He didn't actually say any of that, but he said to buy readers to show everyone "the possibilities and limitations of digital books."
Here is the full paragraph for context:
I worry that libraries, even the newest ones, risk becoming fortresses buttressed by books, protecting Gutenberg’s technology for reasons of principle rather than pragmatism. Librarians need to educate themselves, and us, about the possibilities and limitations of digital books. Right now, the Jeff Bezoses of the world - he is the rosy-eyed, huckster boss of Amazon - have the stage to themselves, and, as I write, consumerist lemmings are dropping $200 to $250 for e-readers, mainly because they are well promoted.I understand his point. Like many libraries, we offer Overdrive ebooks to our patrons. But we don't have readers for them to borrow to experience what an ebook is and whether they might want to buy themselves a reader.
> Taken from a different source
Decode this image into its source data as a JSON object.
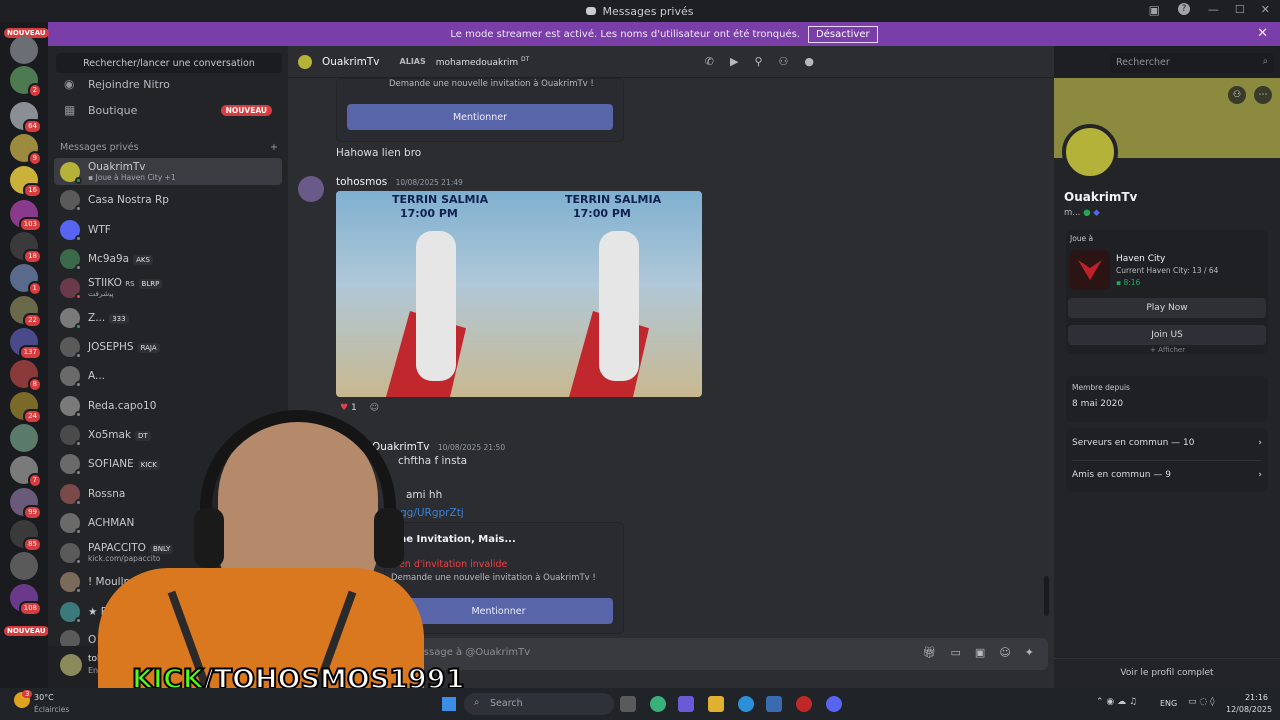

This is one area where libraries are ahead of the curve to the disadvantage of our patrons. We offer a service whereby they need to spend a lot of their own money to enjoy. In the past, from what I remember, libraries added DVDs to the collection after most people already had the players in their homes. And if someone still doesn't have one, he can get one from Kmart for around $20. And basic mp3 players for downloadable audiobooks are now around the same affordable price.
This is a similar situation with the computers we provide: these are big ticket items that many people can't afford. So the library buys computers and software to try to narrow the gap between the digital haves and the have-nots.
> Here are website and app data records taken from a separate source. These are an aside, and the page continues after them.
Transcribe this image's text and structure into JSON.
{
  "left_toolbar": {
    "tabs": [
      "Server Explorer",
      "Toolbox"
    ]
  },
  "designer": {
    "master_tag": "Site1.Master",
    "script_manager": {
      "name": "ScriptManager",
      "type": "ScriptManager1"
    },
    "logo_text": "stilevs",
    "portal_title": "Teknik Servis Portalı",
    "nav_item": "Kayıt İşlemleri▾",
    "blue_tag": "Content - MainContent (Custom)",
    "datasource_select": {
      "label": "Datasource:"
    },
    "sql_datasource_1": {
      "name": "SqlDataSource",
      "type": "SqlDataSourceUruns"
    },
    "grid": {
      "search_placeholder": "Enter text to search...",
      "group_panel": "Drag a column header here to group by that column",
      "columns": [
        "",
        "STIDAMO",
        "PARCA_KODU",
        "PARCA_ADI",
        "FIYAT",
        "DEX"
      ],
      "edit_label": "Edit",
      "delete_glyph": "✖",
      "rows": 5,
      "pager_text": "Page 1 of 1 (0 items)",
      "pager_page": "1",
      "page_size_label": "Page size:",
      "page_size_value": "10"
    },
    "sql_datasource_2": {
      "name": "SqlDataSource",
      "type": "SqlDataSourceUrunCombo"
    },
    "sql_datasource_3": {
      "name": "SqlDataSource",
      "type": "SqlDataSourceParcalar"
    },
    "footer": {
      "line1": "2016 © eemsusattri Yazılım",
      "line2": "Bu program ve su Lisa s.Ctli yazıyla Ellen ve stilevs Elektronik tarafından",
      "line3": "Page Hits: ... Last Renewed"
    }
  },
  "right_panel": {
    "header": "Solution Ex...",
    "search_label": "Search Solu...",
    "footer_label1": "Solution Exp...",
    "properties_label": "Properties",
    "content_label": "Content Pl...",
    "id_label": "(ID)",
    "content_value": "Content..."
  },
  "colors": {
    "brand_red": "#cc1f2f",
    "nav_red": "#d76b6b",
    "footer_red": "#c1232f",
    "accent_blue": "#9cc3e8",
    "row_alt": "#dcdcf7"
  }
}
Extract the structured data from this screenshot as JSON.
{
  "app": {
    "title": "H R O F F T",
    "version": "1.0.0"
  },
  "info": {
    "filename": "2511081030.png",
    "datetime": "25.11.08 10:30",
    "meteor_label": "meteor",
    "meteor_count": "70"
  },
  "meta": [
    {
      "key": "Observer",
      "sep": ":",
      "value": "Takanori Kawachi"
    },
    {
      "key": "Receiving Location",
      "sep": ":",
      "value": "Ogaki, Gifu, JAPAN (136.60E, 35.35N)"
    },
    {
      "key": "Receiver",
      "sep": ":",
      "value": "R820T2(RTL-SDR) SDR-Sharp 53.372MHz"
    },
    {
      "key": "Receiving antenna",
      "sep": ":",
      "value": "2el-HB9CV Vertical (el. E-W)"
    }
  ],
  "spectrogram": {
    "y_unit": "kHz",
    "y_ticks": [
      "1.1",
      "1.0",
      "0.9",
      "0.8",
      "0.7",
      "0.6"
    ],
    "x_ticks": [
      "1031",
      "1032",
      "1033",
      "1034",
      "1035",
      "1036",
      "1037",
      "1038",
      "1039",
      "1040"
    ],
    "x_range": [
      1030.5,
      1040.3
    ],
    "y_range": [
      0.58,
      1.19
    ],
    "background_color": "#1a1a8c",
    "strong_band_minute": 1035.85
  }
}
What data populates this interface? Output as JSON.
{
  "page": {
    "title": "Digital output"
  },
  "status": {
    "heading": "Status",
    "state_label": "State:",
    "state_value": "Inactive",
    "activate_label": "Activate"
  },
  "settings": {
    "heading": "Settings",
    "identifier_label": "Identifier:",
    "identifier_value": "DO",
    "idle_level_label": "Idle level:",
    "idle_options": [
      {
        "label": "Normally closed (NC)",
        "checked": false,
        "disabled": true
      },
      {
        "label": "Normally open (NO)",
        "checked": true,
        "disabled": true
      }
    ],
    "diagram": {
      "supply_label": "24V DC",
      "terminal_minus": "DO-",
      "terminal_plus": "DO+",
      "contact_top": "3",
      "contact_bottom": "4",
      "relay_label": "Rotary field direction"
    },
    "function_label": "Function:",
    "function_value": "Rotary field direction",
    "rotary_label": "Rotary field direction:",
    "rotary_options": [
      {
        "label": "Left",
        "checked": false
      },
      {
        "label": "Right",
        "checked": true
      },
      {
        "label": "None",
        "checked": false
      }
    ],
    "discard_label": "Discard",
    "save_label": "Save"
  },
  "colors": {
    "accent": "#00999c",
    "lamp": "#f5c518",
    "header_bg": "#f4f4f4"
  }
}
But with a new service like ebooks, once the library adds them to the collection through a company like Overdrive, it's like the library is choosing to actively ignore the set of our patrons who can't afford the readers. I can't think of another service we offer where the patron needs an expensive gadget to join the party.
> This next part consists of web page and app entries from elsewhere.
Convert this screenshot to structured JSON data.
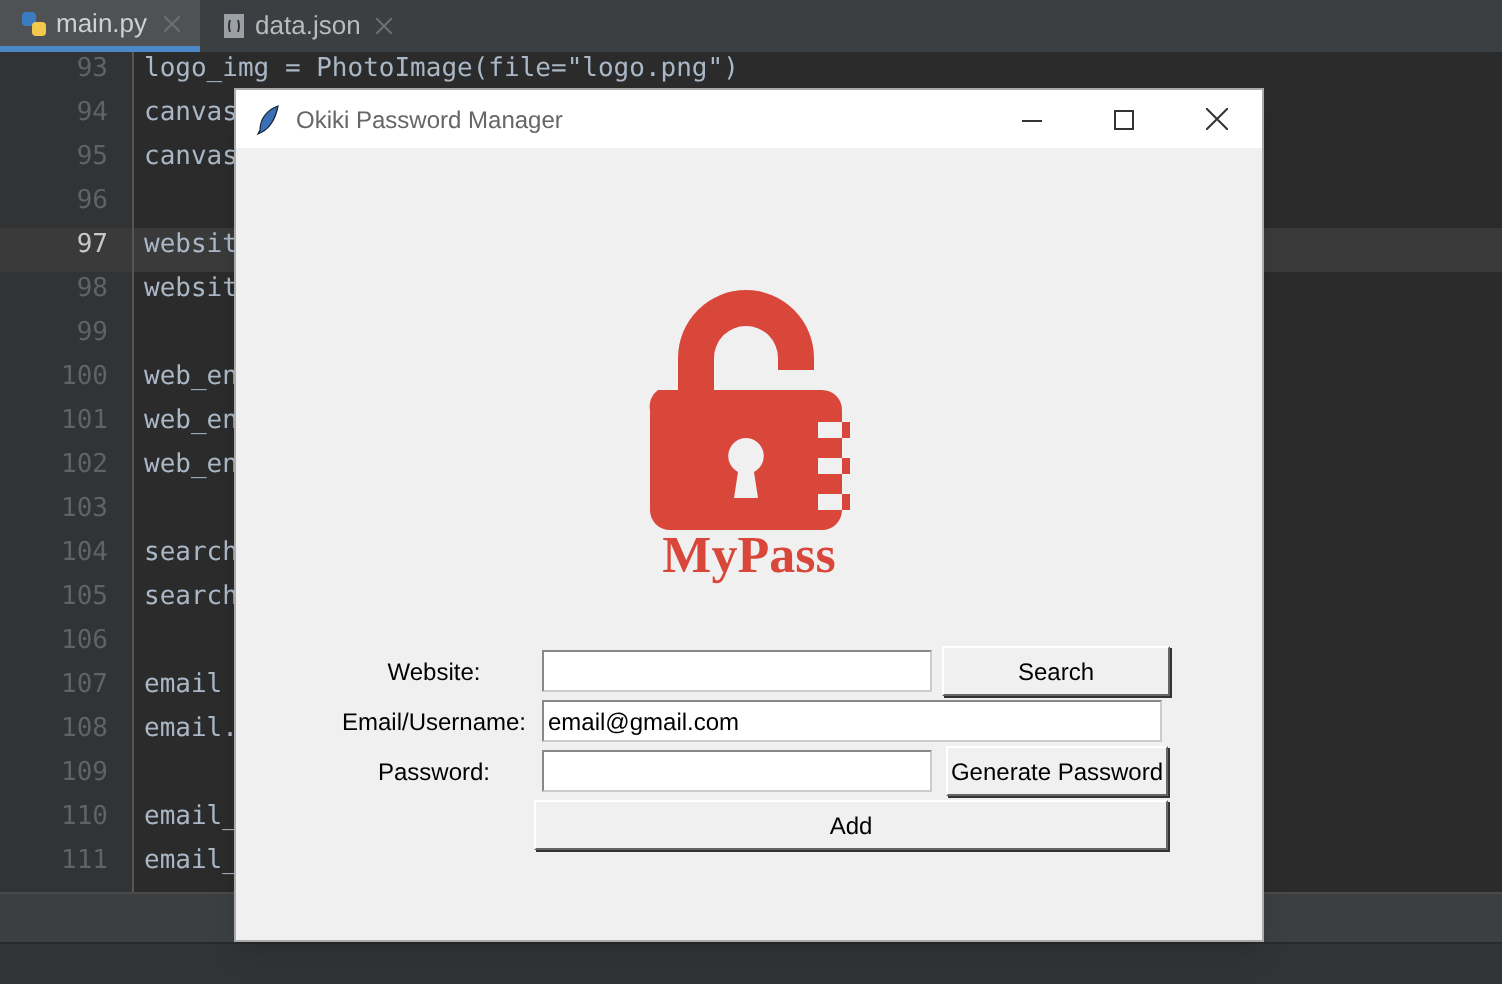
{
  "editor_tabs": [
    {
      "label": "main.py",
      "kind": "python",
      "selected": true
    },
    {
      "label": "data.json",
      "kind": "json",
      "selected": false
    }
  ],
  "code_lines": [
    {
      "number": "93",
      "text": "logo_img = PhotoImage(file=\"logo.png\")",
      "current": false
    },
    {
      "number": "94",
      "text": "canvas",
      "current": false
    },
    {
      "number": "95",
      "text": "canvas",
      "current": false
    },
    {
      "number": "96",
      "current": false
    },
    {
      "number": "97",
      "text": "websit",
      "current": true
    },
    {
      "number": "98",
      "text": "websit",
      "current": false
    },
    {
      "number": "99",
      "current": false
    },
    {
      "number": "100",
      "text": "web_en",
      "current": false
    },
    {
      "number": "101",
      "text": "web_en",
      "current": false
    },
    {
      "number": "102",
      "text": "web_en",
      "current": false
    },
    {
      "number": "103",
      "current": false
    },
    {
      "number": "104",
      "text": "search",
      "current": false
    },
    {
      "number": "105",
      "text": "search",
      "current": false
    },
    {
      "number": "106",
      "current": false
    },
    {
      "number": "107",
      "text": "email",
      "current": false
    },
    {
      "number": "108",
      "text": "email.",
      "current": false
    },
    {
      "number": "109",
      "current": false
    },
    {
      "number": "110",
      "text": "email_",
      "current": false
    },
    {
      "number": "111",
      "text": "email_",
      "current": false
    }
  ],
  "window": {
    "title": "Okiki Password Manager",
    "logo_text": "MyPass",
    "form": {
      "website_label": "Website:",
      "search_button": "Search",
      "email_label": "Email/Username:",
      "email_value": "email@gmail.com",
      "password_label": "Password:",
      "generate_button": "Generate Password",
      "add_button": "Add"
    }
  }
}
So libraries should add this cost to the total budget for ebook subscriptions. If you have $20,000 for ebooks, pull off $3,000 for readers, and circulate those, too.
And maybe our patrons won't care about ebooks once they get a taste of them. Maybe they'll go back to their old reliable dead trees.
Or maybe libraries, as we currently know them, will cease to exist, replaced by download stations and a few USB cables, or a wi-fi hub and some vending machines.
No, I don't don't think an ebook reader could replace me. Unless there's a model that breaks down all the time and whose battery overheats and catches fire, then, yeah, my job is over.